 Perhaps from the description given so far one would expect What Did You Eat Yesterday? to be a merely picturesque manga and lacking any real substance. Yet as Tomkoyo Aoyama writes in “Food and Gender in Yoshinaga Fumi’s Manga”, “[Fumi’s] ‘Cooking’ highlights various relationships–not only interpersonal ones but also those between group/society and individual, ideal/fantasy and reality, convention and innovation and many others. By doing so, she subverts phallocentric and heteronormative myths and stereotypes”.2  Aoyama, in her writing on Fumi, focuses on how Shiro and Kenji are not reducible to cliché roles, which allows the manga to challenge certain social norms. While Aoyama is absolutely right on this front, I was also struck on how strangely progressive and authentic the exchanges between heterosexual and homosexual characters felt throughout What Did You Eat Yesterday?. Perhaps the best example of this dynamic can be found in the first chapter, when Shiro receives a phone call from his mother Hisae. In this exchange not only does Hisae inform Shiro that she had seen the film Transamerica, but that she also went to “a support group for parents of people with gender identity disorders”. Shiro responds to this news by exclaiming, “I’m not like that either, mother!!” Yet instead of being ashamed of her son’s homosexuality, Hisae pushes her child to “Proclaim it loud and proud!
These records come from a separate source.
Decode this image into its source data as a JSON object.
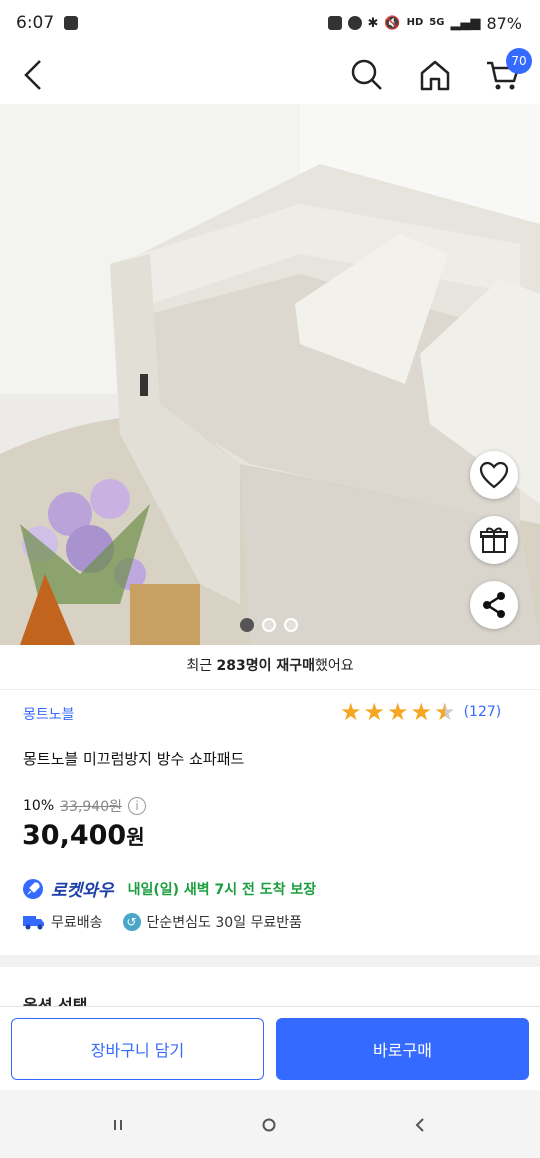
{
  "status_bar": {
    "time": "6:07",
    "network_hd": "HD",
    "network_5g": "5G",
    "battery": "87%"
  },
  "header": {
    "cart_count": "70"
  },
  "gallery": {
    "image_description_icons": [
      "heart-icon",
      "gift-icon",
      "share-icon"
    ],
    "page_count": 3,
    "active_index": 0
  },
  "repurchase": {
    "prefix": "최근 ",
    "count": "283명이 재구매",
    "suffix": "했어요"
  },
  "product": {
    "brand": "몽트노블",
    "rating": 4.5,
    "review_count": "(127)",
    "title": "몽트노블 미끄럼방지 방수 쇼파패드",
    "discount": "10%",
    "original_price": "33,940원",
    "price": "30,400",
    "price_unit": "원"
  },
  "delivery": {
    "rocket_name": "로켓와우",
    "eta": "내일(일) 새벽 7시 전 도착 보장",
    "free_shipping": "무료배송",
    "return_policy": "단순변심도 30일 무료반품"
  },
  "options": {
    "title": "옵션 선택"
  },
  "actions": {
    "add_to_cart": "장바구니 담기",
    "buy_now": "바로구매"
  },
  "colors": {
    "accent": "#346aff",
    "rocket_eta": "#1b9e3e",
    "star": "#f5a623"
  }
}
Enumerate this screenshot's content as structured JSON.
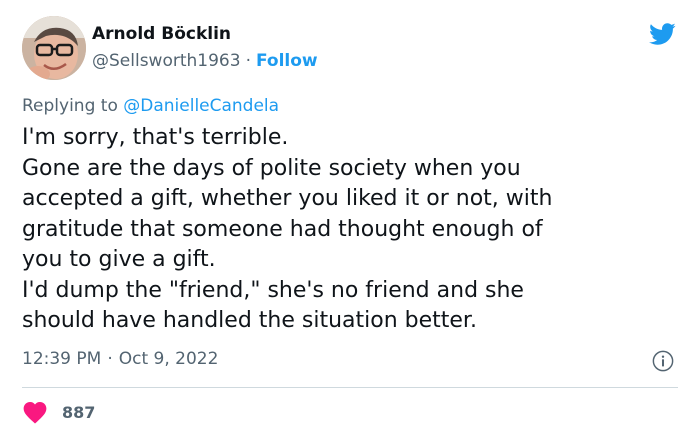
{
  "author": {
    "name": "Arnold Böcklin",
    "handle": "@Sellsworth1963",
    "separator": "·",
    "follow_label": "Follow"
  },
  "reply": {
    "prefix": "Replying to",
    "mention": "@DanielleCandela"
  },
  "tweet": {
    "lines": [
      "I'm sorry, that's terrible.",
      "Gone are the days of polite society when you",
      "accepted a gift, whether you liked it or not, with",
      "gratitude that someone had thought enough of",
      "you to give a gift.",
      "I'd dump the \"friend,\" she's no friend and she",
      "should have handled the situation better."
    ]
  },
  "meta": {
    "time": "12:39 PM",
    "separator": "·",
    "date": "Oct 9, 2022"
  },
  "engagement": {
    "like_count": "887"
  },
  "icons": {
    "brand": "twitter-bird-icon",
    "info": "info-icon",
    "like": "heart-icon"
  },
  "colors": {
    "accent": "#1d9bf0",
    "text": "#0f1419",
    "secondary_text": "#536471",
    "divider": "#cfd9de",
    "heart": "#f91880"
  }
}
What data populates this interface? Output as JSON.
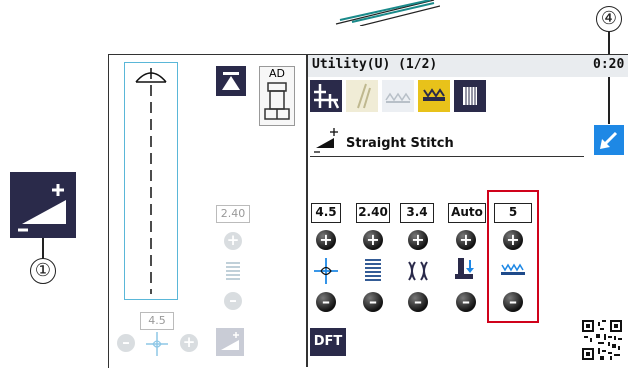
{
  "callouts": {
    "one": "①",
    "four": "④"
  },
  "screen": {
    "pattern_title": "Utility(U) (1/2)",
    "time": "0:20",
    "stitch_name": "Straight Stitch",
    "presser_foot_code": "AD",
    "left_width_value": "2.40",
    "left_position_value": "4.5",
    "dft_label": "DFT"
  },
  "settings": {
    "values": [
      "4.5",
      "2.40",
      "3.4",
      "Auto",
      "5"
    ],
    "plus_symbol": "+",
    "minus_symbol": "–"
  },
  "colors": {
    "navy": "#2a2a4a",
    "accent_blue": "#1e88e5",
    "highlight_red": "#d0021b",
    "selected_tab": "#e8c21a"
  }
}
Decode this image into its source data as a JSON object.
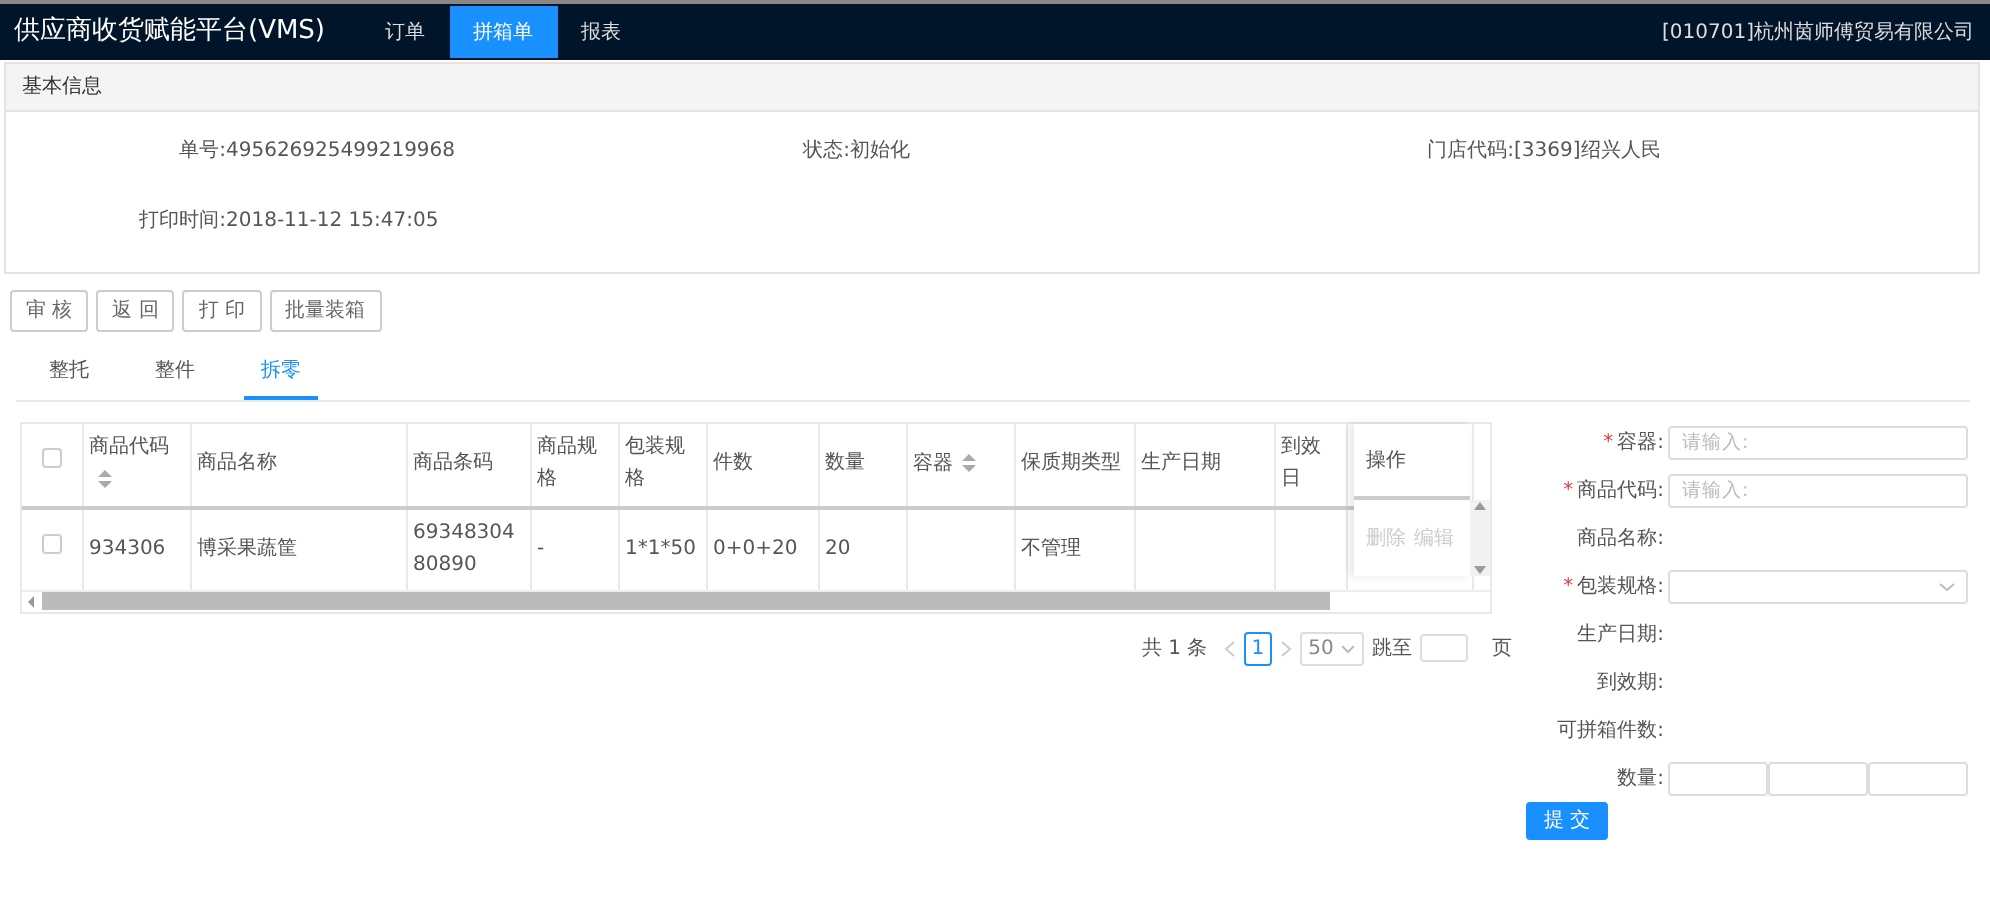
{
  "header": {
    "title": "供应商收货赋能平台(VMS)",
    "nav": [
      {
        "label": "订单",
        "selected": false
      },
      {
        "label": "拼箱单",
        "selected": true
      },
      {
        "label": "报表",
        "selected": false
      }
    ],
    "company": "[010701]杭州茵师傅贸易有限公司"
  },
  "basic_info": {
    "title": "基本信息",
    "fields": [
      {
        "label": "单号:",
        "value": "495626925499219968"
      },
      {
        "label": "状态:",
        "value": "初始化"
      },
      {
        "label": "门店代码:",
        "value": "[3369]绍兴人民"
      },
      {
        "label": "打印时间:",
        "value": "2018-11-12 15:47:05"
      }
    ]
  },
  "actions": [
    "审 核",
    "返 回",
    "打 印",
    "批量装箱"
  ],
  "tabs": [
    {
      "label": "整托",
      "selected": false
    },
    {
      "label": "整件",
      "selected": false
    },
    {
      "label": "拆零",
      "selected": true
    }
  ],
  "table": {
    "columns": [
      {
        "label": "商品代码",
        "sortable": true
      },
      {
        "label": "商品名称",
        "sortable": false
      },
      {
        "label": "商品条码",
        "sortable": false
      },
      {
        "label": "商品规格",
        "sortable": false
      },
      {
        "label": "包装规格",
        "sortable": false
      },
      {
        "label": "件数",
        "sortable": false
      },
      {
        "label": "数量",
        "sortable": false
      },
      {
        "label": "容器",
        "sortable": true
      },
      {
        "label": "保质期类型",
        "sortable": false
      },
      {
        "label": "生产日期",
        "sortable": false
      },
      {
        "label": "到效日",
        "sortable": false
      }
    ],
    "action_column": "操作",
    "all_checked": false,
    "rows": [
      {
        "checked": false,
        "cells": [
          "934306",
          "博采果蔬筐",
          "6934830480890",
          "-",
          "1*1*50",
          "0+0+20",
          "20",
          "",
          "不管理",
          "",
          ""
        ],
        "actions": [
          "删除",
          "编辑"
        ]
      }
    ]
  },
  "pagination": {
    "total": "共 1 条",
    "pages": [
      {
        "label": "1",
        "selected": true
      }
    ],
    "page_size": "50",
    "jump_label": "跳至",
    "page_suffix": "页"
  },
  "form": {
    "fields": [
      {
        "kind": "input",
        "label": "容器:",
        "required_mark": "*",
        "placeholder": "请输入:"
      },
      {
        "kind": "input",
        "label": "商品代码:",
        "required_mark": "*",
        "placeholder": "请输入:"
      },
      {
        "kind": "text",
        "label": "商品名称:"
      },
      {
        "kind": "select",
        "label": "包装规格:",
        "required_mark": "*"
      },
      {
        "kind": "text",
        "label": "生产日期:"
      },
      {
        "kind": "text",
        "label": "到效期:"
      },
      {
        "kind": "text",
        "label": "可拼箱件数:"
      },
      {
        "kind": "triple",
        "label": "数量:"
      }
    ],
    "submit": "提 交"
  }
}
Being homosexual is nothing to be ashamed of!” This exchange is both uncomfortable and extremely funny as a voyeur, providing an odd moment of comparison later on when Shiro asks Kenji about how his mother reacted to him coming out of the closet. Kenji explains that “she chased me with a broom just as you’d expect, yelling ‘Is this how you repay me?!”, which incited Shiro to say “How nice. Yours is easier to understand in a way”.3  Moments like this are continually found within What did You Eat Yesterday?, but instead of being awkward I found these exchanges to be closer to the actual experiences of real gay men. Thus, in a genre that can in many respects be thought of as homonormative, Fumi’s manga proves to be a rather queer through its authentic dialogue and complex character development.
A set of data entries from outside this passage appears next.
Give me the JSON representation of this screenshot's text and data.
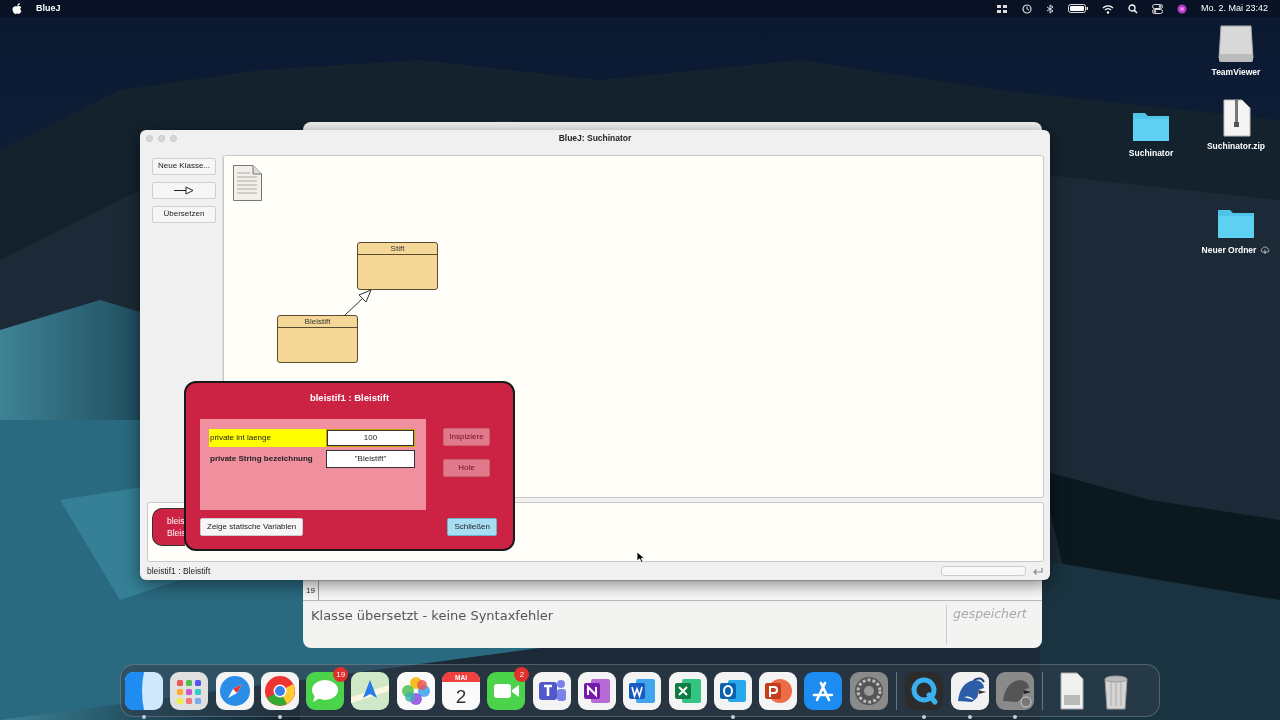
{
  "menu_bar": {
    "app": "BlueJ",
    "clock": "Mo. 2. Mai  23:42"
  },
  "desktop_icons": [
    {
      "label": "TeamViewer",
      "kind": "drive"
    },
    {
      "label": "Suchinator",
      "kind": "folder"
    },
    {
      "label": "Suchinator.zip",
      "kind": "zip"
    },
    {
      "label": "Neuer Ordner",
      "kind": "cloud-folder"
    }
  ],
  "editor_window": {
    "line_number": "19",
    "message": "Klasse übersetzt - keine Syntaxfehler",
    "save_state": "gespeichert"
  },
  "main_window": {
    "title": "BlueJ:  Suchinator",
    "tools": [
      {
        "kind": "text",
        "label": "Neue Klasse..."
      },
      {
        "kind": "arrow"
      },
      {
        "kind": "text",
        "label": "Übersetzen"
      }
    ],
    "classes": [
      {
        "name": "Stift"
      },
      {
        "name": "Bleistift"
      }
    ],
    "object_bench": [
      {
        "line_1": "bleis",
        "line_2": "Bleis"
      }
    ],
    "status": "bleistif1 : Bleistift"
  },
  "inspector": {
    "title": "bleistif1 : Bleistift",
    "fields": [
      {
        "declaration": "private int laenge",
        "value": "100",
        "selected": true
      },
      {
        "declaration": "private String bezeichnung",
        "value": "\"Bleistift\"",
        "selected": false
      }
    ],
    "actions": [
      {
        "label": "Inspiziere",
        "disabled": true
      },
      {
        "label": "Hole",
        "disabled": true
      }
    ],
    "static_button": "Zeige statische Variablen",
    "close_button": "Schließen"
  },
  "dock": [
    {
      "kind": "finder",
      "running": true
    },
    {
      "kind": "launchpad",
      "running": false
    },
    {
      "kind": "safari",
      "running": false
    },
    {
      "kind": "chrome",
      "running": true
    },
    {
      "kind": "messages",
      "running": false,
      "badge": "19"
    },
    {
      "kind": "maps",
      "running": false
    },
    {
      "kind": "photos",
      "running": false
    },
    {
      "kind": "calendar",
      "running": false,
      "month": "MAI",
      "day": "2"
    },
    {
      "kind": "facetime",
      "running": false,
      "badge": "2"
    },
    {
      "kind": "teams",
      "running": false
    },
    {
      "kind": "onenote",
      "running": false
    },
    {
      "kind": "word",
      "running": false
    },
    {
      "kind": "excel",
      "running": false
    },
    {
      "kind": "outlook",
      "running": true
    },
    {
      "kind": "powerpoint",
      "running": false
    },
    {
      "kind": "appstore",
      "running": false
    },
    {
      "kind": "settings",
      "running": false
    },
    {
      "kind": "separator"
    },
    {
      "kind": "quicktime",
      "running": true
    },
    {
      "kind": "bluej",
      "running": true
    },
    {
      "kind": "bluej-gray",
      "running": true
    },
    {
      "kind": "separator"
    },
    {
      "kind": "document",
      "running": false
    },
    {
      "kind": "trash",
      "running": false
    }
  ]
}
 Diet, both literary as well as culinary, is often a matter of taste. The cliché is that variety is the spice of life, and in the case of Yoshinaga Fumi’s What Did You Eat Yesterday?, this claim is valid as her manga explores a wide range of conflicts. Despite Fumi’s ability to create real life narratives, her manga remains rather asexual as coitus remains regulated to the gutter of the manga, hinted at, but never visualized. One may be up in arms at being deprived of the opportunity to see Shiro penetrate Kenji or vice versa. Due to the culinary nature of What Did You Eat Yesterday? I can’t help but draw the comparison between Fumi’s work and vegetables. Broccoli may not be one’s favorite food, but to forsake this vegetable outright could be bad for one’s health. Therefore, like a parent pleading to a child, I hope you pick up Fumi’s latest culinary manga in the hopes that you will realize that, despite the lack of sexual spectacle, that What Did You Eat Yesterday? is not only an enjoyable read, but also able to satisfy other emotional needs that are often unfulfilled by yaoi manga.



1 - McLelland, Mark J, Kazumi Nagaike, Katsuhiko Suganuma, and James Welker. Boys Love Manga and Beyond: History, Culture, and Community in Japan. 2015., Pg 5
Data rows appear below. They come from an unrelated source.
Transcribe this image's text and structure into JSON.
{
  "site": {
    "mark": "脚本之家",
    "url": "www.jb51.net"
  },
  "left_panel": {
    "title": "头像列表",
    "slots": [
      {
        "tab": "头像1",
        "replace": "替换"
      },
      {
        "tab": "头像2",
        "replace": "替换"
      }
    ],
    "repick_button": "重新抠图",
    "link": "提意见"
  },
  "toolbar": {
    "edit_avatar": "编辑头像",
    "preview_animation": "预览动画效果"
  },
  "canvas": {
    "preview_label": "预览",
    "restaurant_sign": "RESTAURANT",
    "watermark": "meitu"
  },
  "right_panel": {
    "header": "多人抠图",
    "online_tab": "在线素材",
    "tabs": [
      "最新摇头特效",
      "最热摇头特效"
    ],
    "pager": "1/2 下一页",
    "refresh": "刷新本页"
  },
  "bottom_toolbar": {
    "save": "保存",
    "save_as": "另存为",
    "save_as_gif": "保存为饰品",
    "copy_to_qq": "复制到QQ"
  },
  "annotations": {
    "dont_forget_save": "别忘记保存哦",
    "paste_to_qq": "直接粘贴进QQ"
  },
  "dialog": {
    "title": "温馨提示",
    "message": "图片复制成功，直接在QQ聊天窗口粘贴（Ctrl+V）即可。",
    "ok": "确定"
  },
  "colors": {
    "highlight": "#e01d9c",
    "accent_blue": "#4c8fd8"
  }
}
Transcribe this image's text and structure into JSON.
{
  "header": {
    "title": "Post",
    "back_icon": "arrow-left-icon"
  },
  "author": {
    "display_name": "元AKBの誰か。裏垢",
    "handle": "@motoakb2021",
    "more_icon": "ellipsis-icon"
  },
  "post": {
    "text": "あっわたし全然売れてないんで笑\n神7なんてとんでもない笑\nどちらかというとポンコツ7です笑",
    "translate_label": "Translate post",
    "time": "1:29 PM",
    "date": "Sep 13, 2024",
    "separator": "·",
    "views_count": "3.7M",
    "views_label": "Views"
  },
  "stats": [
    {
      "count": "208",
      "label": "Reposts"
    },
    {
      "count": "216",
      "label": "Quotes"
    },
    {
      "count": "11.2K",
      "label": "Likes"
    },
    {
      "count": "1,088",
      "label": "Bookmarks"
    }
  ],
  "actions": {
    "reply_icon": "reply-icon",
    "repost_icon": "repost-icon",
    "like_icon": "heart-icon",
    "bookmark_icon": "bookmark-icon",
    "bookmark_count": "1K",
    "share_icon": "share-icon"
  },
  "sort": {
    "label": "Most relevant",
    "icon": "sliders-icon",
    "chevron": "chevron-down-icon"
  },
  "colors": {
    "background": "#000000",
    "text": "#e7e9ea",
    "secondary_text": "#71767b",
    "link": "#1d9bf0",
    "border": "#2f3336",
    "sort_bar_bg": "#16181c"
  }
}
2 - Ibid, 234.

3 - Yoshinaga, Fumi. What Did You Eat Yesterday?: vol 1. , 2014. 18-19


- About the reviewer -

Kyle Campbell currently calls Burlington, Vermont home, where he spends his time working with autistic youths and riding his bike, but will be moving to New York City in the fall to pursue a Doctorate in English at Fordham University. Kyle has been reading queer comics since he was a teenager. Recently, Kyle has turned them into a secondary academic interest because his encounters with his family weren’t already awkward enough; adding the visuals have made silences last even longer.